*** Opening Dataset extract ***
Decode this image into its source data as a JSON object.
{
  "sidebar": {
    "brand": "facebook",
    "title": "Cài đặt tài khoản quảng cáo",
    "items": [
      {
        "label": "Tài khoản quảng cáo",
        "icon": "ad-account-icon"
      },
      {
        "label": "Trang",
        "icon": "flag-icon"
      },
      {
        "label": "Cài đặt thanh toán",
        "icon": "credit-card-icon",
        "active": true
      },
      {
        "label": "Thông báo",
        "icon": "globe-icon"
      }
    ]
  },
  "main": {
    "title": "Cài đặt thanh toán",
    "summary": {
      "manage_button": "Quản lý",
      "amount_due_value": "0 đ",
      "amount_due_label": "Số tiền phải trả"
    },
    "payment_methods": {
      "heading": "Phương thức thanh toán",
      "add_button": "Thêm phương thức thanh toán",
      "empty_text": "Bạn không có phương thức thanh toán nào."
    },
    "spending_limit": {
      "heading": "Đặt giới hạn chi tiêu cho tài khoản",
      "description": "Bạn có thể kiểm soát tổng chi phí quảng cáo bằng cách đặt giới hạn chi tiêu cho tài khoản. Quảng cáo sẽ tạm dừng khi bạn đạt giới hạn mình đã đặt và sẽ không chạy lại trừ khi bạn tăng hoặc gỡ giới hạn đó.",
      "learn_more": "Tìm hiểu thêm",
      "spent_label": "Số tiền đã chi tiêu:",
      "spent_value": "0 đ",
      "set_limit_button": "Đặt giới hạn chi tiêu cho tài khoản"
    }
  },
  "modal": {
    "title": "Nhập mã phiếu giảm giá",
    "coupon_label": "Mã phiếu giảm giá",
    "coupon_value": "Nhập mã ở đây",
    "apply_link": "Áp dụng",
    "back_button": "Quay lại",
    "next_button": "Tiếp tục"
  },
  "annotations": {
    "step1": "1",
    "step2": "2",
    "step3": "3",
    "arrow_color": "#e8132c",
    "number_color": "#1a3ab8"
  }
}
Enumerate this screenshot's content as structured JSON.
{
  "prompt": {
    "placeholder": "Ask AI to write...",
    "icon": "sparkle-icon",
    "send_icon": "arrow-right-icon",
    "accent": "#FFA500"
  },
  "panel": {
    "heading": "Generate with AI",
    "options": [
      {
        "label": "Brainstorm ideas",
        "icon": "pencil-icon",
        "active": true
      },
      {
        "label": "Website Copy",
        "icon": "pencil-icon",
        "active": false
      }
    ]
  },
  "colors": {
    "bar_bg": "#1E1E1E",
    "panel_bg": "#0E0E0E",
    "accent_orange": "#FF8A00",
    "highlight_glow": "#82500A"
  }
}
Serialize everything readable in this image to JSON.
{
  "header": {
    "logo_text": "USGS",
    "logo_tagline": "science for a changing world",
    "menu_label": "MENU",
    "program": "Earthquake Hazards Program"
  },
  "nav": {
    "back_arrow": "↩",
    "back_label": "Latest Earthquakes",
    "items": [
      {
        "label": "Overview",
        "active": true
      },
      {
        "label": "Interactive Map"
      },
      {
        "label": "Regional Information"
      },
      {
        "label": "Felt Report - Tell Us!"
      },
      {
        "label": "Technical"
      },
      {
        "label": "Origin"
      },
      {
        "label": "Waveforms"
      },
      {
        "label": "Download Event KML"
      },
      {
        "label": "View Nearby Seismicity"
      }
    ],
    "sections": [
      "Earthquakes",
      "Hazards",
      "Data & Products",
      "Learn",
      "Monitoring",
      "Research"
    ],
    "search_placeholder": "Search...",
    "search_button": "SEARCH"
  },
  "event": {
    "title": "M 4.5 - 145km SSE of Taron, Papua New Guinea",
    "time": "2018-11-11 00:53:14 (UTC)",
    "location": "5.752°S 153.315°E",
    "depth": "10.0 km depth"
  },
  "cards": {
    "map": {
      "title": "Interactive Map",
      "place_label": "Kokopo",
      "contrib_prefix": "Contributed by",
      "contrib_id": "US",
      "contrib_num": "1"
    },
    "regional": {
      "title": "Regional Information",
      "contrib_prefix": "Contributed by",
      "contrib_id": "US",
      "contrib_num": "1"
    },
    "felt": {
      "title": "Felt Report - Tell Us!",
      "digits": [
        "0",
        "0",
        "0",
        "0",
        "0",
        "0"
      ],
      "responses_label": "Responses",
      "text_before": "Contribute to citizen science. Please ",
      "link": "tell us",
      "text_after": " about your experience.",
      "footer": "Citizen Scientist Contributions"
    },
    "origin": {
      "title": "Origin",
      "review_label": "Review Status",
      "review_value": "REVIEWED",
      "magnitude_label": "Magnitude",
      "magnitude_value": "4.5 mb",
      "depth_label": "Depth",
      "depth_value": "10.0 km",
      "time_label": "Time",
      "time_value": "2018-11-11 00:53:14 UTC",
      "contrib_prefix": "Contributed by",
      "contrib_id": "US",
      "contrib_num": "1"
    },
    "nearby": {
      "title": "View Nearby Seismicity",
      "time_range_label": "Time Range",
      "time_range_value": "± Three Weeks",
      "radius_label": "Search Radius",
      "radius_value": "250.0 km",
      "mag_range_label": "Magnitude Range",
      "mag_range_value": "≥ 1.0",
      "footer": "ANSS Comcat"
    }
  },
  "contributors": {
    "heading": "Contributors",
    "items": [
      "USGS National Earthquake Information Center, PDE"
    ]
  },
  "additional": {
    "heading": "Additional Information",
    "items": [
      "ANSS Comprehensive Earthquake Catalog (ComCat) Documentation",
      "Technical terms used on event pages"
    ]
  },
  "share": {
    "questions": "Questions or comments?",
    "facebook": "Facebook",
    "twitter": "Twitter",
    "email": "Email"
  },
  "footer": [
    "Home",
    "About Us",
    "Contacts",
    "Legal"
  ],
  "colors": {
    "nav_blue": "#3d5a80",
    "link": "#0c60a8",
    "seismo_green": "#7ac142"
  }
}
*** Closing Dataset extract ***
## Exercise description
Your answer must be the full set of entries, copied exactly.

## Completed exercise
Decode this image into its source data as a JSON object.
{
  "sidebar": {
    "brand": "facebook",
    "title": "Cài đặt tài khoản quảng cáo",
    "items": [
      {
        "label": "Tài khoản quảng cáo",
        "icon": "ad-account-icon"
      },
      {
        "label": "Trang",
        "icon": "flag-icon"
      },
      {
        "label": "Cài đặt thanh toán",
        "icon": "credit-card-icon",
        "active": true
      },
      {
        "label": "Thông báo",
        "icon": "globe-icon"
      }
    ]
  },
  "main": {
    "title": "Cài đặt thanh toán",
    "summary": {
      "manage_button": "Quản lý",
      "amount_due_value": "0 đ",
      "amount_due_label": "Số tiền phải trả"
    },
    "payment_methods": {
      "heading": "Phương thức thanh toán",
      "add_button": "Thêm phương thức thanh toán",
      "empty_text": "Bạn không có phương thức thanh toán nào."
    },
    "spending_limit": {
      "heading": "Đặt giới hạn chi tiêu cho tài khoản",
      "description": "Bạn có thể kiểm soát tổng chi phí quảng cáo bằng cách đặt giới hạn chi tiêu cho tài khoản. Quảng cáo sẽ tạm dừng khi bạn đạt giới hạn mình đã đặt và sẽ không chạy lại trừ khi bạn tăng hoặc gỡ giới hạn đó.",
      "learn_more": "Tìm hiểu thêm",
      "spent_label": "Số tiền đã chi tiêu:",
      "spent_value": "0 đ",
      "set_limit_button": "Đặt giới hạn chi tiêu cho tài khoản"
    }
  },
  "modal": {
    "title": "Nhập mã phiếu giảm giá",
    "coupon_label": "Mã phiếu giảm giá",
    "coupon_value": "Nhập mã ở đây",
    "apply_link": "Áp dụng",
    "back_button": "Quay lại",
    "next_button": "Tiếp tục"
  },
  "annotations": {
    "step1": "1",
    "step2": "2",
    "step3": "3",
    "arrow_color": "#e8132c",
    "number_color": "#1a3ab8"
  }
}
Enumerate this screenshot's content as structured JSON.
{
  "prompt": {
    "placeholder": "Ask AI to write...",
    "icon": "sparkle-icon",
    "send_icon": "arrow-right-icon",
    "accent": "#FFA500"
  },
  "panel": {
    "heading": "Generate with AI",
    "options": [
      {
        "label": "Brainstorm ideas",
        "icon": "pencil-icon",
        "active": true
      },
      {
        "label": "Website Copy",
        "icon": "pencil-icon",
        "active": false
      }
    ]
  },
  "colors": {
    "bar_bg": "#1E1E1E",
    "panel_bg": "#0E0E0E",
    "accent_orange": "#FF8A00",
    "highlight_glow": "#82500A"
  }
}
Serialize everything readable in this image to JSON.
{
  "header": {
    "logo_text": "USGS",
    "logo_tagline": "science for a changing world",
    "menu_label": "MENU",
    "program": "Earthquake Hazards Program"
  },
  "nav": {
    "back_arrow": "↩",
    "back_label": "Latest Earthquakes",
    "items": [
      {
        "label": "Overview",
        "active": true
      },
      {
        "label": "Interactive Map"
      },
      {
        "label": "Regional Information"
      },
      {
        "label": "Felt Report - Tell Us!"
      },
      {
        "label": "Technical"
      },
      {
        "label": "Origin"
      },
      {
        "label": "Waveforms"
      },
      {
        "label": "Download Event KML"
      },
      {
        "label": "View Nearby Seismicity"
      }
    ],
    "sections": [
      "Earthquakes",
      "Hazards",
      "Data & Products",
      "Learn",
      "Monitoring",
      "Research"
    ],
    "search_placeholder": "Search...",
    "search_button": "SEARCH"
  },
  "event": {
    "title": "M 4.5 - 145km SSE of Taron, Papua New Guinea",
    "time": "2018-11-11 00:53:14 (UTC)",
    "location": "5.752°S 153.315°E",
    "depth": "10.0 km depth"
  },
  "cards": {
    "map": {
      "title": "Interactive Map",
      "place_label": "Kokopo",
      "contrib_prefix": "Contributed by",
      "contrib_id": "US",
      "contrib_num": "1"
    },
    "regional": {
      "title": "Regional Information",
      "contrib_prefix": "Contributed by",
      "contrib_id": "US",
      "contrib_num": "1"
    },
    "felt": {
      "title": "Felt Report - Tell Us!",
      "digits": [
        "0",
        "0",
        "0",
        "0",
        "0",
        "0"
      ],
      "responses_label": "Responses",
      "text_before": "Contribute to citizen science. Please ",
      "link": "tell us",
      "text_after": " about your experience.",
      "footer": "Citizen Scientist Contributions"
    },
    "origin": {
      "title": "Origin",
      "review_label": "Review Status",
      "review_value": "REVIEWED",
      "magnitude_label": "Magnitude",
      "magnitude_value": "4.5 mb",
      "depth_label": "Depth",
      "depth_value": "10.0 km",
      "time_label": "Time",
      "time_value": "2018-11-11 00:53:14 UTC",
      "contrib_prefix": "Contributed by",
      "contrib_id": "US",
      "contrib_num": "1"
    },
    "nearby": {
      "title": "View Nearby Seismicity",
      "time_range_label": "Time Range",
      "time_range_value": "± Three Weeks",
      "radius_label": "Search Radius",
      "radius_value": "250.0 km",
      "mag_range_label": "Magnitude Range",
      "mag_range_value": "≥ 1.0",
      "footer": "ANSS Comcat"
    }
  },
  "contributors": {
    "heading": "Contributors",
    "items": [
      "USGS National Earthquake Information Center, PDE"
    ]
  },
  "additional": {
    "heading": "Additional Information",
    "items": [
      "ANSS Comprehensive Earthquake Catalog (ComCat) Documentation",
      "Technical terms used on event pages"
    ]
  },
  "share": {
    "questions": "Questions or comments?",
    "facebook": "Facebook",
    "twitter": "Twitter",
    "email": "Email"
  },
  "footer": [
    "Home",
    "About Us",
    "Contacts",
    "Legal"
  ],
  "colors": {
    "nav_blue": "#3d5a80",
    "link": "#0c60a8",
    "seismo_green": "#7ac142"
  }
}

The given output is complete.